Exercise directions: Show the lines below that contain the string "internet".

Entries from a dataset of interfaces:
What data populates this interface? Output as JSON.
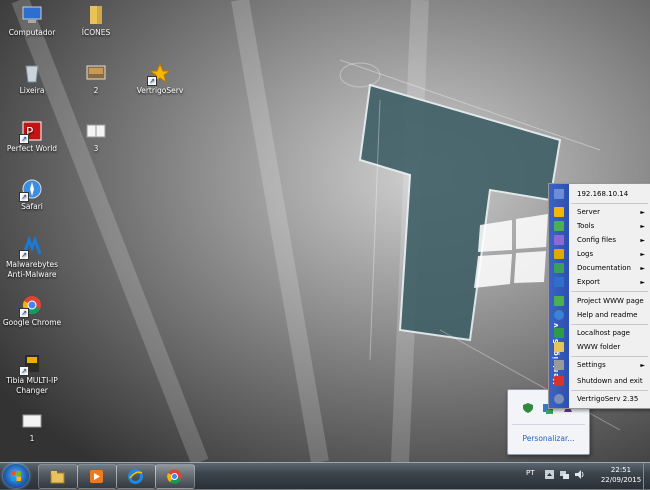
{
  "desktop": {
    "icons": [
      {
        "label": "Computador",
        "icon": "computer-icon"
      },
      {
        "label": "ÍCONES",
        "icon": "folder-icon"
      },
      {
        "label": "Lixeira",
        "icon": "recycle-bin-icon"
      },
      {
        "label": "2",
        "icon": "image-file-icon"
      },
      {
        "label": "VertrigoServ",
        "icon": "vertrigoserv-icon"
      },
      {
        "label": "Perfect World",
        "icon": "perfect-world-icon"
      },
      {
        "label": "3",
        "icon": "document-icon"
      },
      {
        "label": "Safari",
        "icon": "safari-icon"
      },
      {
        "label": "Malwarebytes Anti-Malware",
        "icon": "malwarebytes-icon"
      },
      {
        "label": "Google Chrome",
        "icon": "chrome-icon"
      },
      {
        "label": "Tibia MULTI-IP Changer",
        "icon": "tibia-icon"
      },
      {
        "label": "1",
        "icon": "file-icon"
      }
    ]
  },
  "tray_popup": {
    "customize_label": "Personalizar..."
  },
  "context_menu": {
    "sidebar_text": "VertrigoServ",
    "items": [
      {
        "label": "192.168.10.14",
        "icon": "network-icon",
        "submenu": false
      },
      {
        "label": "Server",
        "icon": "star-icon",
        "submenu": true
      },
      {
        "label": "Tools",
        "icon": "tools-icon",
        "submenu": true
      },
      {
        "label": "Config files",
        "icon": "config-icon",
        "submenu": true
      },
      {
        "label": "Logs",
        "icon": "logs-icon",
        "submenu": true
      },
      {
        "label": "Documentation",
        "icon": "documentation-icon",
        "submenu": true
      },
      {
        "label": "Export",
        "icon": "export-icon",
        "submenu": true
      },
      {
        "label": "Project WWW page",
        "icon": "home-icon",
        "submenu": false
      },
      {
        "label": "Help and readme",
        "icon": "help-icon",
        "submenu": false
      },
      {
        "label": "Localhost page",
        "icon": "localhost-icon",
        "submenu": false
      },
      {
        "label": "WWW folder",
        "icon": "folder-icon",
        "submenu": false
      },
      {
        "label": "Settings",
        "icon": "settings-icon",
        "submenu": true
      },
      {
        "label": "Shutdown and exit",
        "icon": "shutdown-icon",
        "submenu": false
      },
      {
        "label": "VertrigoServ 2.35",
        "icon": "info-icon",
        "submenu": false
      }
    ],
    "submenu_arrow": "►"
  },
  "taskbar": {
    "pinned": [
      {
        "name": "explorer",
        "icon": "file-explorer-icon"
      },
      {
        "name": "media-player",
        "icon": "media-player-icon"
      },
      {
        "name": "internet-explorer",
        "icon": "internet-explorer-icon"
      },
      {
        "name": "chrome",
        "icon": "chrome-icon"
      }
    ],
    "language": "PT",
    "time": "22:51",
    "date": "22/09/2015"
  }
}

Result of this task:
        "name": "internet-explorer",
        "icon": "internet-explorer-icon"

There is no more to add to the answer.